However, over the past year, we have really had the opportunity to appreciate our gardens as an extension of our living space, not just somewhere to let the dog out. Gardens have become outside rooms where we relax and entertain friends, firstly out of semi-lockdown necessity, but increasingly, in a world where space is at a premium, because it makes sense! Dining outside has associated health benefits. Apart from it being better for limiting virus transmission, fresh air and natural light are simply good for health and mental well-being. But how do we make it less of a ‘faff’ and more of a regular thing?
Start with a blank canvas
If you’ve had to make an outdoor space work harder for you during lockdown, now might be the time to make it a more permanent, hardworking fixture to make the most of your space. Like any other inside room, an outside room occasionally needs a make-over. A classic blank canvas is decking. Done well, it is a joy to look at, sit on and walk across. But it must be practical. Millboard decking combines the beauty of natural wood in a moulded composite that’s long-lasting and won’t rot or warp. Whether it’s decking, tiles or stonework, matching the tones and direction of flooring inside and outside can create visual harmony.
Similarly, walls are also part of your canvas – they can be brightly coloured for a modern feel or use mosaic tiles for a more traditional feature wall. Climbing plants can create a green wall and help to keep things cool – they also provide a safe habitat for birds and insects. Space stretching garden mirrors can also create the illusion of ‘another room’.
If your outside area is smaller, make the most of the available space by including built-in bench seating, perhaps running the planks in the opposite direction to the flooring – practical but also pleasing to the eye. Then just add your table and chairs.
Perch and Settle’s outdoor dining table is dark and stylish. Made with Millboard’s Embered oak boards, it makes a dramatic statement and comes with matching benches – a great space-saving solution with little maintenance required.
If you’re aiming to eat or even cook outside on a regular basis, you can make life easier by fitting storage so that everything is conveniently on hand and can be neatly tidied away when not in use. Under bench storage is useful for hiding cushions when it’s wet.
Don’t forget shade. Sunlight is wonderful but enclosed gardens can become really hot – trees, canvas sails or a pergola will offer some respite and what could be better than a brightly coloured hammock waiting in a shady spot? Similarly, if you want to extend the season of using your outside space, invest in a good bistro-style heater and perhaps some shelter from the elements. If you have space, more informal seating can be preferable for breakfast and a newspaper in the morning sun.

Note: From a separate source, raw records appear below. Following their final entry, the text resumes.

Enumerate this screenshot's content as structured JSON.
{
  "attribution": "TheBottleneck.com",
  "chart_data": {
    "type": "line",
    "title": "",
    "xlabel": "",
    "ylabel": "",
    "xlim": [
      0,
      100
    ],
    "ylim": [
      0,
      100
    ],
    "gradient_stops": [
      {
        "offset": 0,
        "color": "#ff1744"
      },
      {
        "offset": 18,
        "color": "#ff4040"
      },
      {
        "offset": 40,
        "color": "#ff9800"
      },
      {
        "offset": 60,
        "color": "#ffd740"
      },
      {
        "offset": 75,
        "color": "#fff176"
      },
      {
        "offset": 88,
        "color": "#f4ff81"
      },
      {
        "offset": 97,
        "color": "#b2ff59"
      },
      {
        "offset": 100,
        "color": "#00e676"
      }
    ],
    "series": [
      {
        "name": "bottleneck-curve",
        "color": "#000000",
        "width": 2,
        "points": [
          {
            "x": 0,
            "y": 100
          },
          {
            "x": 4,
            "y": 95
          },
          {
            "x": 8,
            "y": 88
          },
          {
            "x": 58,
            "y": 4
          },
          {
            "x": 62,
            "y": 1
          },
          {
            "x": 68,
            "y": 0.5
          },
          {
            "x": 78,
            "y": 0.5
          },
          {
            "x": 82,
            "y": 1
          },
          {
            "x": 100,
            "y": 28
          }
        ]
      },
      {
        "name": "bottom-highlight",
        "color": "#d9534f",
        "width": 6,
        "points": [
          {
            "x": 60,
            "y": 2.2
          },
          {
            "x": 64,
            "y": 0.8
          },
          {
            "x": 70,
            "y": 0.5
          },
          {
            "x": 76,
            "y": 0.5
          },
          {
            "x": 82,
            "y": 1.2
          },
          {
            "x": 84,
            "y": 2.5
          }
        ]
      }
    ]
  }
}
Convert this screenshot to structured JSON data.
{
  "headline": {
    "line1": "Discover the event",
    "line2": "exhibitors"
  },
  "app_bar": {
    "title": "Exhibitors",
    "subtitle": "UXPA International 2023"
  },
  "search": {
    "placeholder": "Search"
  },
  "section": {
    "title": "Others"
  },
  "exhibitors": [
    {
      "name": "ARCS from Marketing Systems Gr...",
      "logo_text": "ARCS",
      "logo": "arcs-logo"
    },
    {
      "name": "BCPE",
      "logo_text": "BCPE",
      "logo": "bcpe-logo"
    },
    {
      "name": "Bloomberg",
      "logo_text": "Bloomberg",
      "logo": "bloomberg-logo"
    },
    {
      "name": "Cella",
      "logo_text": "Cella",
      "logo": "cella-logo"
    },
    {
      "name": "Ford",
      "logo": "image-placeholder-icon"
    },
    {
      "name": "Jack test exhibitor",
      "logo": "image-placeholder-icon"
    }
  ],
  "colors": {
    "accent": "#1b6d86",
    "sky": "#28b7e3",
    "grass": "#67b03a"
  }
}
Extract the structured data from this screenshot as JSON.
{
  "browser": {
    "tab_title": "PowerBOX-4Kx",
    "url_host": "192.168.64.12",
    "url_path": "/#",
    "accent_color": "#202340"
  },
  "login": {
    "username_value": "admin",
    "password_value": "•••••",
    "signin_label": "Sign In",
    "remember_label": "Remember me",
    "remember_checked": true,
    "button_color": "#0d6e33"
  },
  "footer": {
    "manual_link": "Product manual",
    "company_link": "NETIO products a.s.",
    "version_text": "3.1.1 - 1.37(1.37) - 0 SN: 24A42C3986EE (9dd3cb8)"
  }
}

Make it yours
Now you can really get cooking and start to make the space more personal with your own finishing touches. To make it more of a ‘room’, bring the ‘inside’ out by using soft furnishings. Outdoor rugs come in a myriad of designs and colourful cushions and warm blankets can really up the comfort factor in your space.
Lighting adds ambience, whether it’s festoon lighting in a tree, or a group of lanterns on the floor in a corner or tealights on the dining table. Because outside dining tables are often larger, you can really go to town on dressing your table with bright table runners, coloured glass and patterned plates. Or you can keep it simple and pared down. Bamboo dinnerware is a good sustainable option for outdoor dining and can be safely popped in the dishwasher.
The key to eating outside is making your space work for you and upping the comfort and convenience factor so that it becomes less of a ‘faff’. The garden is an under-utilised room – perhaps we need to make eating outside more than an occasional summer ritual. So, for this year’s National Eat Outside Day, will it be breakfast, lunch or dinner?